Element data from apps and pages
_____

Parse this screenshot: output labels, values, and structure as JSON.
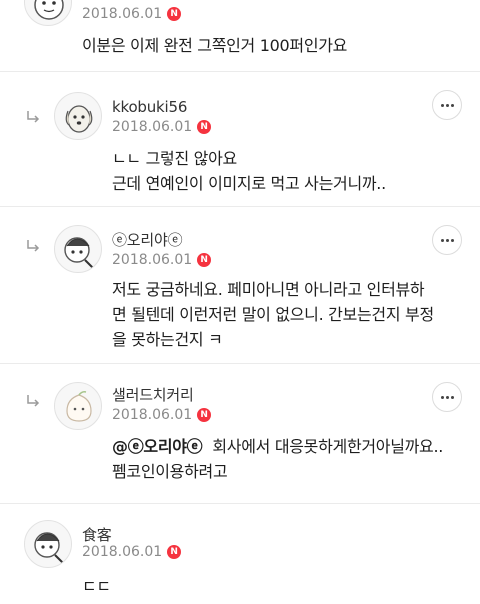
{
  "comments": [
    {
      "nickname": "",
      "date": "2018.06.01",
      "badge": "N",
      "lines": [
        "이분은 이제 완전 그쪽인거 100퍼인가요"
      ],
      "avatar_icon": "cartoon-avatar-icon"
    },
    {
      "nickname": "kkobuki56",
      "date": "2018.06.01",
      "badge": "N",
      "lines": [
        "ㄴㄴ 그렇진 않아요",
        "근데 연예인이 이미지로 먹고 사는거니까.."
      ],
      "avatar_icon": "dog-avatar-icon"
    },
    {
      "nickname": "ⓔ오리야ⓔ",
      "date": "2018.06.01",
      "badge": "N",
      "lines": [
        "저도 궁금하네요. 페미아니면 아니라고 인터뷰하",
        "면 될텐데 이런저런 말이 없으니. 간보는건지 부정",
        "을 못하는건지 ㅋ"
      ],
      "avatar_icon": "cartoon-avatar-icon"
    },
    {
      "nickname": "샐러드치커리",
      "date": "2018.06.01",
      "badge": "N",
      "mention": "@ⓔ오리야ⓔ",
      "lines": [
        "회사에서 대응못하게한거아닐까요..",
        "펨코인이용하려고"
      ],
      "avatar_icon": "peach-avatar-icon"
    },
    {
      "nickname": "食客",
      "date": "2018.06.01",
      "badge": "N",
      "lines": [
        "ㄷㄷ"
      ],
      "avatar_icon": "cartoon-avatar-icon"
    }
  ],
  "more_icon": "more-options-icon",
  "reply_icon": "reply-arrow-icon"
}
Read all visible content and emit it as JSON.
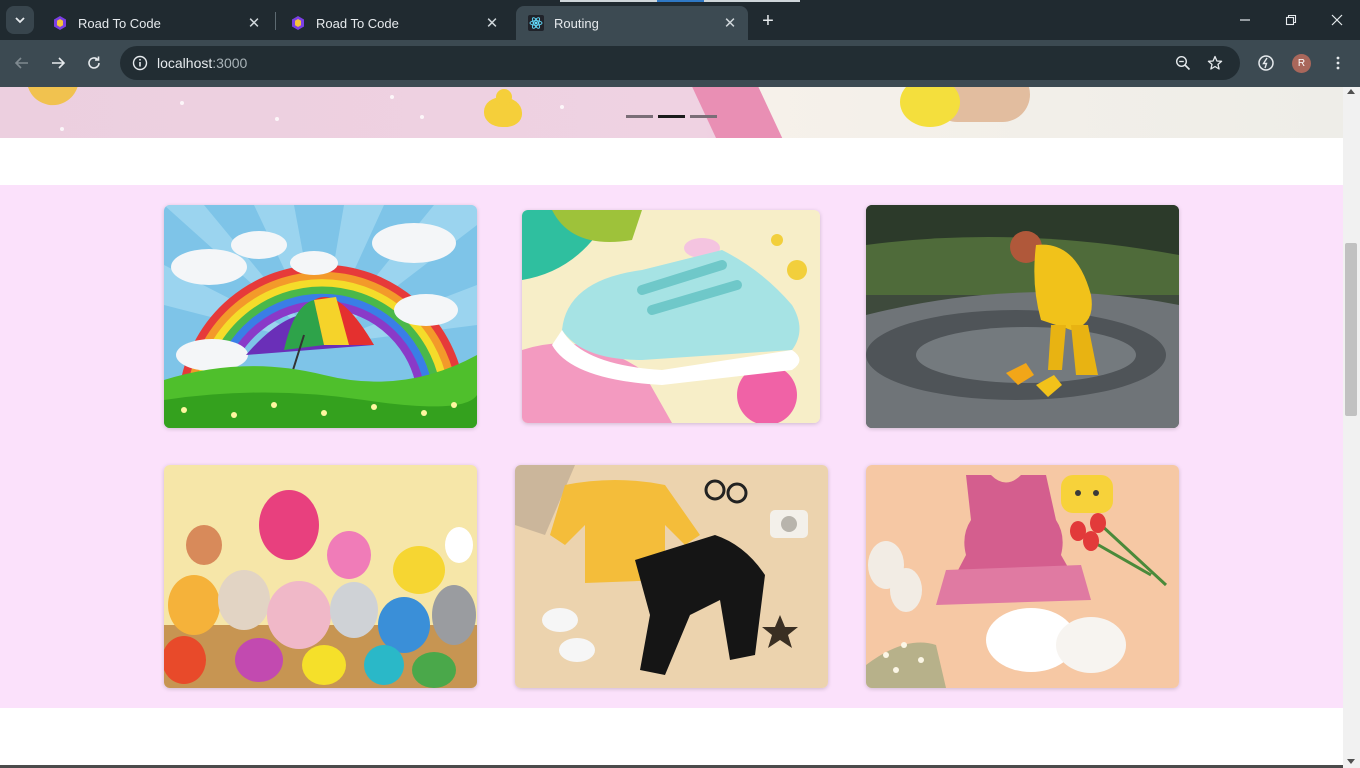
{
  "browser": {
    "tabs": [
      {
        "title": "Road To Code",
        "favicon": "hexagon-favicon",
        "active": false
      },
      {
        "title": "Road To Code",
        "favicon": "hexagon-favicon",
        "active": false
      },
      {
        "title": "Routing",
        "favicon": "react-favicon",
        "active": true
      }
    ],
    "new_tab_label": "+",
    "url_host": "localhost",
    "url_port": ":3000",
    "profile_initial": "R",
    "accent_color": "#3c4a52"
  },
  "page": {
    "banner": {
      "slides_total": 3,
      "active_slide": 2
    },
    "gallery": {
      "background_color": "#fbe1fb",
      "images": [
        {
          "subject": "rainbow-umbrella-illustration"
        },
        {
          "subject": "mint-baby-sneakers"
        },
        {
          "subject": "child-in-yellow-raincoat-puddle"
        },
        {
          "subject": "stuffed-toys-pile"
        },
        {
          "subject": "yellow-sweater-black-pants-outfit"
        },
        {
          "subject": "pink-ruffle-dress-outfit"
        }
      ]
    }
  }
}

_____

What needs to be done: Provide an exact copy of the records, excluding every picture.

Final answer:
Parse this screenshot: output labels, values, and structure as JSON.
{
  "comments": [
    {
      "nickname": "",
      "date": "2018.06.01",
      "badge": "N",
      "lines": [
        "이분은 이제 완전 그쪽인거 100퍼인가요"
      ],
      "avatar_icon": "cartoon-avatar-icon"
    },
    {
      "nickname": "kkobuki56",
      "date": "2018.06.01",
      "badge": "N",
      "lines": [
        "ㄴㄴ 그렇진 않아요",
        "근데 연예인이 이미지로 먹고 사는거니까.."
      ],
      "avatar_icon": "dog-avatar-icon"
    },
    {
      "nickname": "ⓔ오리야ⓔ",
      "date": "2018.06.01",
      "badge": "N",
      "lines": [
        "저도 궁금하네요. 페미아니면 아니라고 인터뷰하",
        "면 될텐데 이런저런 말이 없으니. 간보는건지 부정",
        "을 못하는건지 ㅋ"
      ],
      "avatar_icon": "cartoon-avatar-icon"
    },
    {
      "nickname": "샐러드치커리",
      "date": "2018.06.01",
      "badge": "N",
      "mention": "@ⓔ오리야ⓔ",
      "lines": [
        "회사에서 대응못하게한거아닐까요..",
        "펨코인이용하려고"
      ],
      "avatar_icon": "peach-avatar-icon"
    },
    {
      "nickname": "食客",
      "date": "2018.06.01",
      "badge": "N",
      "lines": [
        "ㄷㄷ"
      ],
      "avatar_icon": "cartoon-avatar-icon"
    }
  ],
  "more_icon": "more-options-icon",
  "reply_icon": "reply-arrow-icon"
}
Read all visible content and emit it as JSON.
{
  "browser": {
    "tabs": [
      {
        "title": "Road To Code",
        "favicon": "hexagon-favicon",
        "active": false
      },
      {
        "title": "Road To Code",
        "favicon": "hexagon-favicon",
        "active": false
      },
      {
        "title": "Routing",
        "favicon": "react-favicon",
        "active": true
      }
    ],
    "new_tab_label": "+",
    "url_host": "localhost",
    "url_port": ":3000",
    "profile_initial": "R",
    "accent_color": "#3c4a52"
  },
  "page": {
    "banner": {
      "slides_total": 3,
      "active_slide": 2
    },
    "gallery": {
      "background_color": "#fbe1fb",
      "images": [
        {
          "subject": "rainbow-umbrella-illustration"
        },
        {
          "subject": "mint-baby-sneakers"
        },
        {
          "subject": "child-in-yellow-raincoat-puddle"
        },
        {
          "subject": "stuffed-toys-pile"
        },
        {
          "subject": "yellow-sweater-black-pants-outfit"
        },
        {
          "subject": "pink-ruffle-dress-outfit"
        }
      ]
    }
  }
}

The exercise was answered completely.